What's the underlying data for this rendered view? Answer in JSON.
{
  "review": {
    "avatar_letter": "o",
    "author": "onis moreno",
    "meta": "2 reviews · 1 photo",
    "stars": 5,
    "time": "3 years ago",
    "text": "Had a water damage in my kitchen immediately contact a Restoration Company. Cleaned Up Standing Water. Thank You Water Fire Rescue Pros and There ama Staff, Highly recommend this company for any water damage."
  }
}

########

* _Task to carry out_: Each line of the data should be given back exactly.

* _Output below_:
What's the underlying data for this rendered view? Answer in JSON.
{
  "review": {
    "avatar_letter": "o",
    "author": "onis moreno",
    "meta": "2 reviews · 1 photo",
    "stars": 5,
    "time": "3 years ago",
    "text": "Had a water damage in my kitchen immediately contact a Restoration Company. Cleaned Up Standing Water. Thank You Water Fire Rescue Pros and There ama Staff, Highly recommend this company for any water damage."
  }
}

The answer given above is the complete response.